# Work instructions
Write out the records again exactly and exclude the pictures.

# Dataset excerpts
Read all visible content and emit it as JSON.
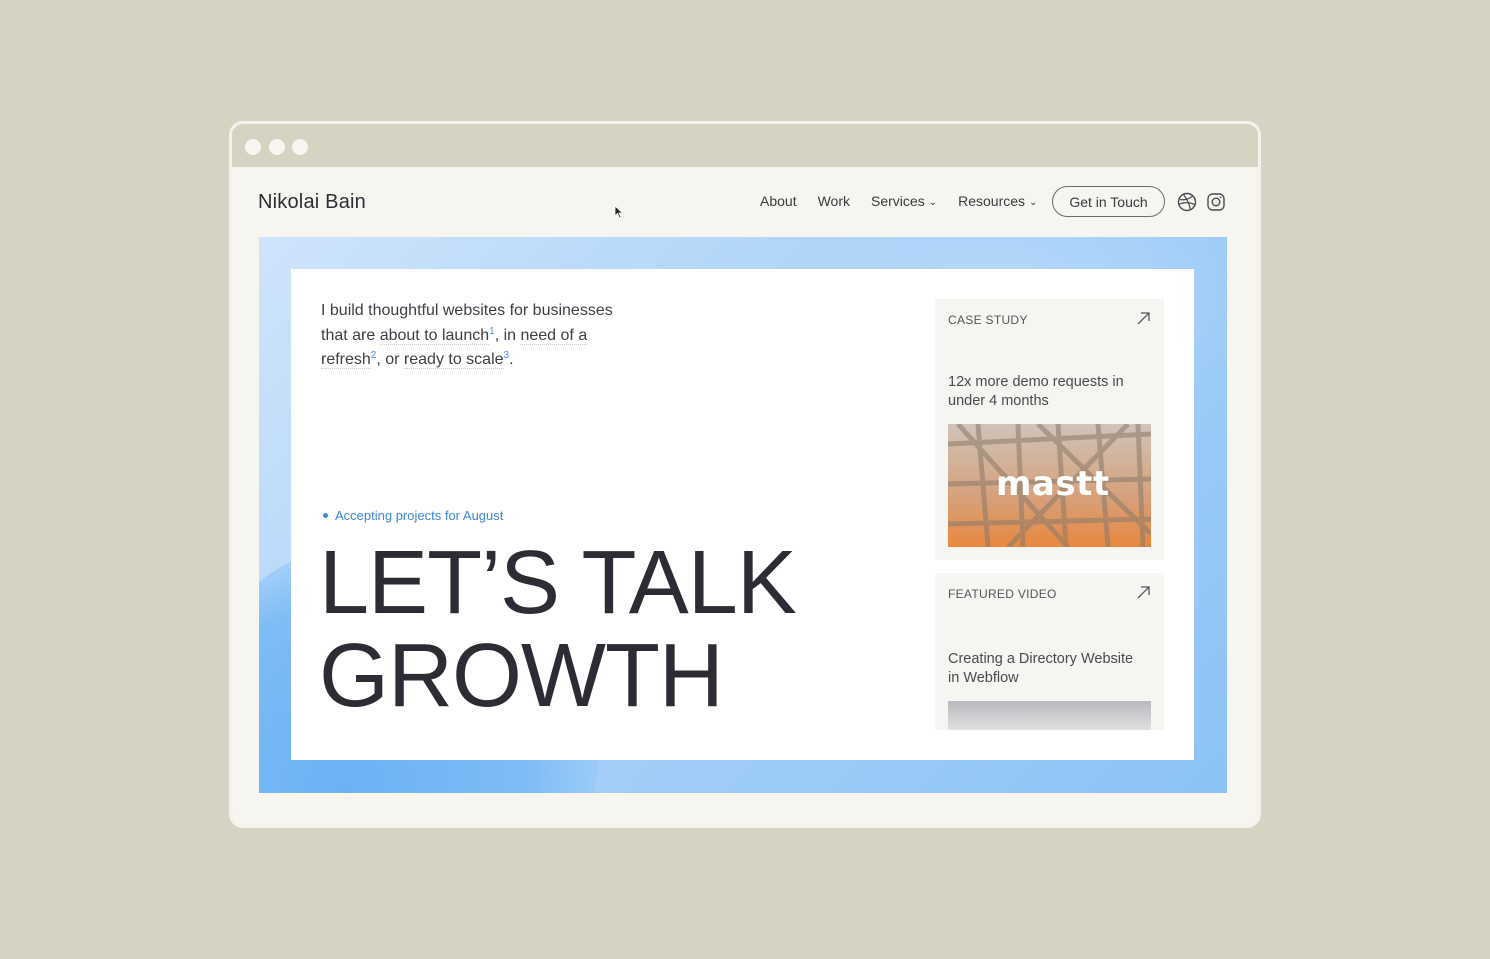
{
  "site": {
    "brand": "Nikolai Bain",
    "nav": [
      {
        "label": "About"
      },
      {
        "label": "Work"
      },
      {
        "label": "Services"
      },
      {
        "label": "Resources"
      }
    ],
    "cta_label": "Get in Touch",
    "social_icons": [
      "dribbble-icon",
      "instagram-icon"
    ]
  },
  "hero": {
    "intro_part1": "I build thoughtful websites for businesses that are ",
    "launch_text": "about to launch",
    "sup1": "1",
    "sep1": ", in ",
    "refresh_text": "need of a refresh",
    "sup2": "2",
    "sep2": ", or ",
    "scale_text": "ready to scale",
    "sup3": "3",
    "end": ".",
    "status": "Accepting projects for August",
    "headline_line1": "LET’S TALK",
    "headline_line2": "GROWTH"
  },
  "cards": {
    "case_study": {
      "label": "CASE STUDY",
      "title": "12x more demo requests in under 4 months",
      "logo": "mastt"
    },
    "featured_video": {
      "label": "FEATURED VIDEO",
      "title": "Creating a Directory Website in Webflow"
    }
  },
  "colors": {
    "background": "#d6d3c2",
    "accent": "#3d86d8",
    "hero_gradient": "#8cc2f5"
  }
}
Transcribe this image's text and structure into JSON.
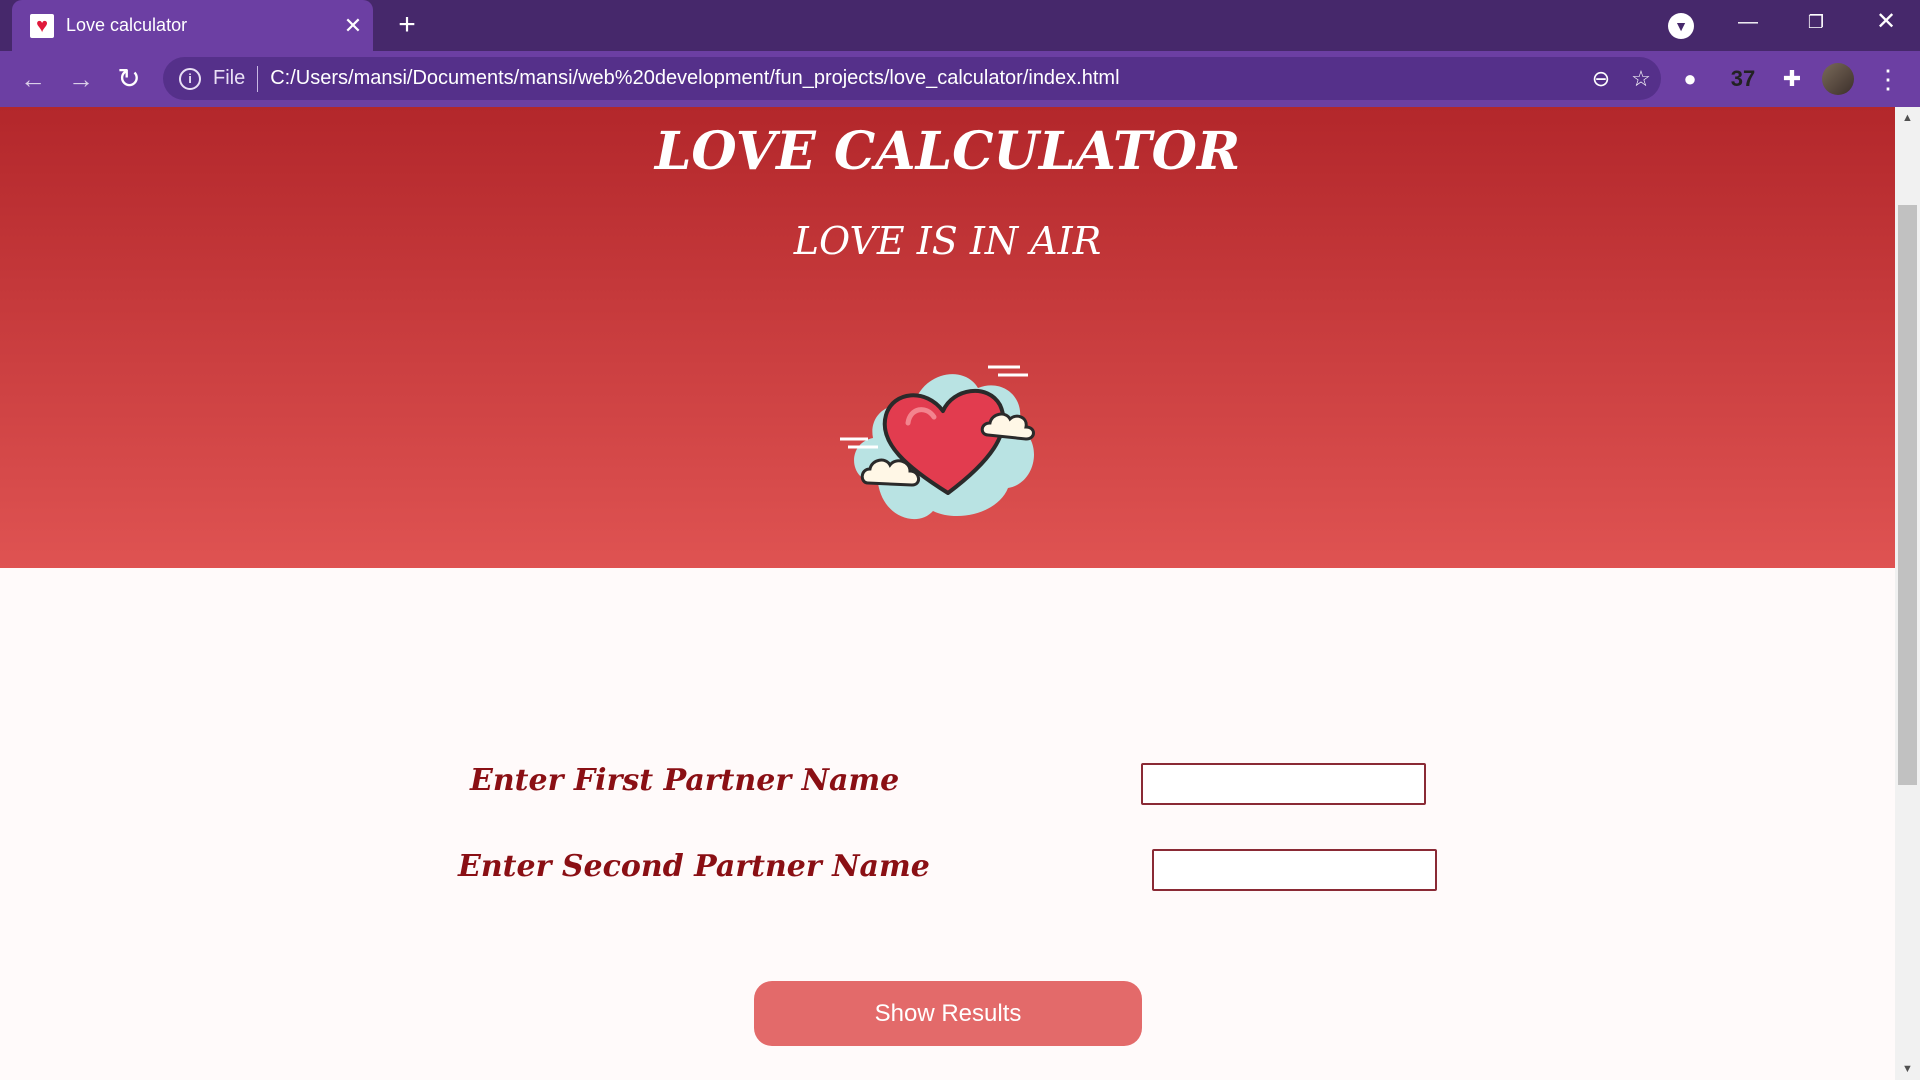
{
  "browser": {
    "tab": {
      "title": "Love calculator",
      "favicon": "heart-favicon-icon",
      "close": "✕"
    },
    "new_tab": "+",
    "omnibox": {
      "scheme_label": "File",
      "url": "C:/Users/mansi/Documents/mansi/web%20development/fun_projects/love_calculator/index.html"
    },
    "extension_count": "37"
  },
  "page": {
    "title": "LOVE CALCULATOR",
    "subtitle": "LOVE IS IN AIR",
    "form": {
      "first_label": "Enter First Partner Name",
      "second_label": "Enter Second Partner Name",
      "first_value": "",
      "second_value": "",
      "submit_label": "Show Results"
    }
  },
  "colors": {
    "chrome_dark": "#46286b",
    "chrome_light": "#6c3fa3",
    "hero_top": "#b3272b",
    "hero_bottom": "#df5352",
    "label": "#8a0f14",
    "button": "#e36a6a",
    "page_bg": "#fffafa"
  }
}
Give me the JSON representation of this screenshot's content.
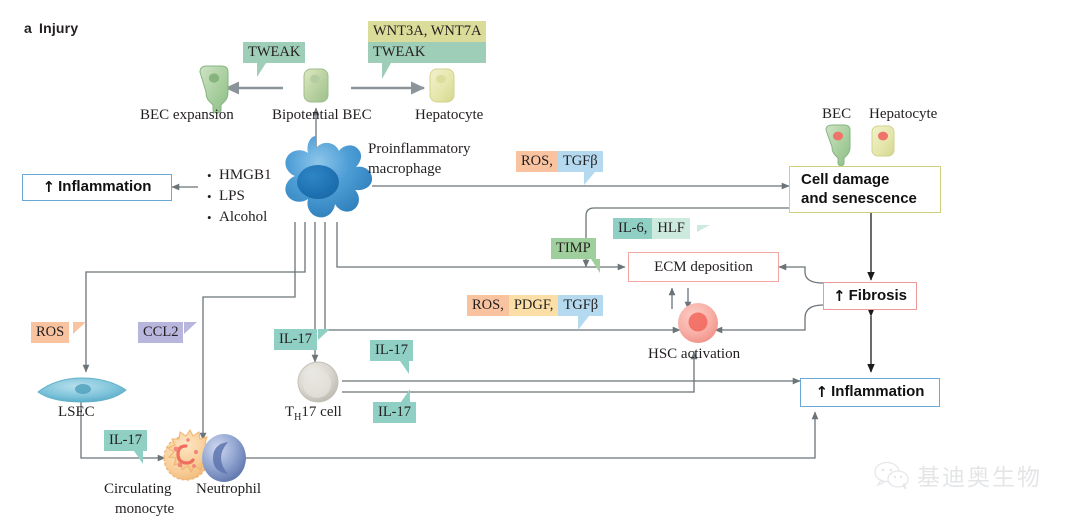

# Reply to the task
Read all visible content and emit it as JSON.
{
  "site": {
    "brand": "Nikolai Bain",
    "nav": [
      {
        "label": "About"
      },
      {
        "label": "Work"
      },
      {
        "label": "Services"
      },
      {
        "label": "Resources"
      }
    ],
    "cta_label": "Get in Touch",
    "social_icons": [
      "dribbble-icon",
      "instagram-icon"
    ]
  },
  "hero": {
    "intro_part1": "I build thoughtful websites for businesses that are ",
    "launch_text": "about to launch",
    "sup1": "1",
    "sep1": ", in ",
    "refresh_text": "need of a refresh",
    "sup2": "2",
    "sep2": ", or ",
    "scale_text": "ready to scale",
    "sup3": "3",
    "end": ".",
    "status": "Accepting projects for August",
    "headline_line1": "LET’S TALK",
    "headline_line2": "GROWTH"
  },
  "cards": {
    "case_study": {
      "label": "CASE STUDY",
      "title": "12x more demo requests in under 4 months",
      "logo": "mastt"
    },
    "featured_video": {
      "label": "FEATURED VIDEO",
      "title": "Creating a Directory Website in Webflow"
    }
  },
  "colors": {
    "background": "#d6d3c2",
    "accent": "#3d86d8",
    "hero_gradient": "#8cc2f5"
  }
}
Transcribe this image's text and structure into JSON.
{
  "browser": {
    "tab": {
      "title": "Love calculator",
      "favicon": "heart-favicon-icon",
      "close": "✕"
    },
    "new_tab": "+",
    "omnibox": {
      "scheme_label": "File",
      "url": "C:/Users/mansi/Documents/mansi/web%20development/fun_projects/love_calculator/index.html"
    },
    "extension_count": "37"
  },
  "page": {
    "title": "LOVE CALCULATOR",
    "subtitle": "LOVE IS IN AIR",
    "form": {
      "first_label": "Enter First Partner Name",
      "second_label": "Enter Second Partner Name",
      "first_value": "",
      "second_value": "",
      "submit_label": "Show Results"
    }
  },
  "colors": {
    "chrome_dark": "#46286b",
    "chrome_light": "#6c3fa3",
    "hero_top": "#b3272b",
    "hero_bottom": "#df5352",
    "label": "#8a0f14",
    "button": "#e36a6a",
    "page_bg": "#fffafa"
  }
}
Give me the JSON representation of this screenshot's content.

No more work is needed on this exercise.